Now? We have Danielle

Jane Barber
Jane Barber
1 month ago

And that my friend s is why we must teach real history to our children’
if inf Jurinsky’s remark insulting and appalling.

Den Voran
1 month ago

Land acknowledgements at the beginning of events tend to be performative. The third-most populous county in Colorado and the county in which most Aurorans live is called ARAPAHOE County – what more of a land acknowledgment can you get? As Far East Aurora develops, boring and placeless street names like 26th Avenue and 56th Avenue could be given Native American names. These would be permanent acknowledgements, attached to actual land – obviating the need for vapid, performative meeting openers.

Rhyan
Rhyan
1 month ago

All well said. It’s easy to shoot down a proposal that does not benefit you or align with your “values.” If it was God’s then we should do more to acknowledge that one group of people did not abide by God’s law by stealing and murdering others (a few of the very 10 commandments the Christian law makers abide by) for their means, while also coveting land that did not belong to them. The enslavement, entrapment, and mass killings of the indigenous people isn’t “of God,” nor is the idea that the land was “conquered for all racial groups” a reason to reject the truth of the European ancestors. No one wants to teach history. If that is the case, why don’t we remove history from the public school system to avoid discussing the issues that make us feel icky and allow us to stay in blissful ignorance because the simple acknowledgement of any truth is just too much for the current people on this planet. Lest of course, until we repeat the same actions of our ancestors because of the lack of history. Bravo Aurora council people, thanks for once again for displaying your lack of critical thinking, insight, and over humanity. God forbid you apply your primary education to a simple issue because of how it makes you “feel.”

DICK MOORE
1 month ago

Thank You, Danielle and Council for eliminating these non governmental, non essential, time consuming projects from going forward. Please continue to use your time to make Aurora more safe as crime is really out of control here in Aurora.

Strange how it’s the four socialists that seemed to really like this idea. Please keep the Council dealing only with true useful governmental issues. This certainly should be one of those non governmental issues.

Karen Kokos
Karen Kokos
1 month ago

Mr. Perry – Well said! Thank you.

Booster Blake
Booster Blake
1 month ago

Wow! I was suitably impressed by Mr. Perry’s writing style. It was witty and informative, more than I would’ve expected from a local ezine. Well done.

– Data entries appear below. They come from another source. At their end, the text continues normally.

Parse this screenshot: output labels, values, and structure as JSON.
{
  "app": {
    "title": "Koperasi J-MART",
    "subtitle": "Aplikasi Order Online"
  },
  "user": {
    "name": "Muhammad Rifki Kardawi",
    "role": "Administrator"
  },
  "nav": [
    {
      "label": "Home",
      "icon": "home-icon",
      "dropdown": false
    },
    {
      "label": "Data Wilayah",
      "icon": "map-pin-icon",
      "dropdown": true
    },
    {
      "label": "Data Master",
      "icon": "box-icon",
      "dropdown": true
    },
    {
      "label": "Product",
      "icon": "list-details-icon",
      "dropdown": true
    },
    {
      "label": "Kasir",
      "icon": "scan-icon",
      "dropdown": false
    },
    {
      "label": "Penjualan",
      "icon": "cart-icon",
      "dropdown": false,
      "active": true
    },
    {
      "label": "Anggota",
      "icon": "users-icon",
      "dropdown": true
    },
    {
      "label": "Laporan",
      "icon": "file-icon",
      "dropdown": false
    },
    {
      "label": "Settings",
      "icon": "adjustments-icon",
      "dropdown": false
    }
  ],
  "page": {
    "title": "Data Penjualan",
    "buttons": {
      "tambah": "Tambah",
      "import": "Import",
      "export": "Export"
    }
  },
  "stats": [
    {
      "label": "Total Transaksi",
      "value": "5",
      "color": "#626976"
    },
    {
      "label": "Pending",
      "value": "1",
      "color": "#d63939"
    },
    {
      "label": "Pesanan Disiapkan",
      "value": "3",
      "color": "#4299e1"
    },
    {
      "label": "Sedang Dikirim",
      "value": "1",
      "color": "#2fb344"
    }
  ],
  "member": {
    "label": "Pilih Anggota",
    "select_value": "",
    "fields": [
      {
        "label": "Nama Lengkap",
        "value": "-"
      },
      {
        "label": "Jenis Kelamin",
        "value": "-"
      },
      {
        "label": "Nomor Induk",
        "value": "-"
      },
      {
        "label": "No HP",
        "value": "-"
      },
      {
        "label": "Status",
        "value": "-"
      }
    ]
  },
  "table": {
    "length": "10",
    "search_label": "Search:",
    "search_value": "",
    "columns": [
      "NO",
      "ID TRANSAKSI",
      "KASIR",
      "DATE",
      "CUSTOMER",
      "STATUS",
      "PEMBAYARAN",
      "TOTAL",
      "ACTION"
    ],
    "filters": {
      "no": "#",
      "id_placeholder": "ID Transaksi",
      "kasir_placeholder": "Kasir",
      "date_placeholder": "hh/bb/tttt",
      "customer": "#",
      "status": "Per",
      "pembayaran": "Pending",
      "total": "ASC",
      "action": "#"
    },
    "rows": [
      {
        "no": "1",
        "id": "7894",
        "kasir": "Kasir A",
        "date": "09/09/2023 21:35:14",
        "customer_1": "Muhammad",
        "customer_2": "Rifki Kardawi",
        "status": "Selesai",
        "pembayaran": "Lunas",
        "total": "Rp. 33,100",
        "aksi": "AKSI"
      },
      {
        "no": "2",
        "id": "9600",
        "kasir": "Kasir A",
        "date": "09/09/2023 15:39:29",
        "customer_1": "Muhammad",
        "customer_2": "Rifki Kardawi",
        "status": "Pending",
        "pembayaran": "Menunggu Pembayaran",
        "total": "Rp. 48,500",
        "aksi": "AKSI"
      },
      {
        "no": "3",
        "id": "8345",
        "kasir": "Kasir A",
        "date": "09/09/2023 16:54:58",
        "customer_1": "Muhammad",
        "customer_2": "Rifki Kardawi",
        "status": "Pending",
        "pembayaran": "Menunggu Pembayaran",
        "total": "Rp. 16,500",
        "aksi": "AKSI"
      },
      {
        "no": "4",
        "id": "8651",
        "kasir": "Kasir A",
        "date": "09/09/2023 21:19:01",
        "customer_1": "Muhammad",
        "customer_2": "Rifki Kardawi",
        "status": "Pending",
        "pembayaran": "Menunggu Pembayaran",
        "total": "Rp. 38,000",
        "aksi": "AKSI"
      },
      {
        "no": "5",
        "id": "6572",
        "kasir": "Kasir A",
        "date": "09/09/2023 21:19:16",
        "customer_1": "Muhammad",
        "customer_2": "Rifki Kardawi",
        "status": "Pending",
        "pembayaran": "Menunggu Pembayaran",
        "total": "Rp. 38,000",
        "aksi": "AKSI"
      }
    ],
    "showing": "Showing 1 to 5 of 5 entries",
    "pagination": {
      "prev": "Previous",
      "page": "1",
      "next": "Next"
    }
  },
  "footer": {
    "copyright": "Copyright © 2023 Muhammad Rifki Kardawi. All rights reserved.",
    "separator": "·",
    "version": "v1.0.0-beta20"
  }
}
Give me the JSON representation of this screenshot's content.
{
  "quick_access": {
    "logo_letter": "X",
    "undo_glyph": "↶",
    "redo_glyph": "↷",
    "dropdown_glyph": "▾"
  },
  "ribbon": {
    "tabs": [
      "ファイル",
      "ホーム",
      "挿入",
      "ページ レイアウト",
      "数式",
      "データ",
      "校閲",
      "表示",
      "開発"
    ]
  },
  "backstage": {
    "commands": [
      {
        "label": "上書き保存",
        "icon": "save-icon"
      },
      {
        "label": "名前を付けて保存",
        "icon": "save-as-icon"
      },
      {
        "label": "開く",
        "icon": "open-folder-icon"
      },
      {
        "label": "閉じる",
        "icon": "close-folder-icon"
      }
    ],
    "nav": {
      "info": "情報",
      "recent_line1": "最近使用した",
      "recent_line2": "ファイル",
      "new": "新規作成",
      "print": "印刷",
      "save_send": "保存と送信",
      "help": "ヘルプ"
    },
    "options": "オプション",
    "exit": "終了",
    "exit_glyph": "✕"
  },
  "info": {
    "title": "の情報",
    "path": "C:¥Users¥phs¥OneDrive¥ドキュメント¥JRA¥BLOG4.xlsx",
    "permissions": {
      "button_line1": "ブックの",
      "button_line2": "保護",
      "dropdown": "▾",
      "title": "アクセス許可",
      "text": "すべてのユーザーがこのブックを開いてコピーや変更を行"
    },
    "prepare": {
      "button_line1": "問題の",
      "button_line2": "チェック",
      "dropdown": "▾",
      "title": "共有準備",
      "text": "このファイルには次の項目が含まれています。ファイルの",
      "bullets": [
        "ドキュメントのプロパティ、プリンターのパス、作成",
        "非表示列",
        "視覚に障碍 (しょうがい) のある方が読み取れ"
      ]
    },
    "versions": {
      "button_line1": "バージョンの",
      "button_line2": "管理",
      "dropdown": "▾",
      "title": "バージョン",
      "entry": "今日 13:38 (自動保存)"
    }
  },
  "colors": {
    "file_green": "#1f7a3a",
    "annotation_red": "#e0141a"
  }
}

As to your point, I’m flabbergasted by anyone denying that this land was stolen. That is some pretty hardcore cognitive dissonance right there. Usually, I hear the much more common and reasonable rationale: Well, history is full of bloodshed and violence. Conquering other peoples was part of the norm centuries ago. Can’t judge history’s mistakes by today’s standards.

But all they were asking for is an acknowledgement. I assume as one step closer to reparations, which we should make because we owe it to them. There’s no argument on whether we stole the land, the argument is what we owe them now for having done so.

Beverly Bennett
Beverly Bennett
28 days ago

I emailed Councilwoman Lawson about her opposition of the proclamation, which if you read it is nothing! It’s very well-stated and completely harmless. She replied in part that she was getting text messages during the meeting from people opposed. I was dubious that she was on her cell phone, but said that if she was, it seemed like a violation of the sunshine law re: public meetings. She told me to go ahead and file a complaint. This was very unkind treatment of a constituent who went to the trouble of contacting her.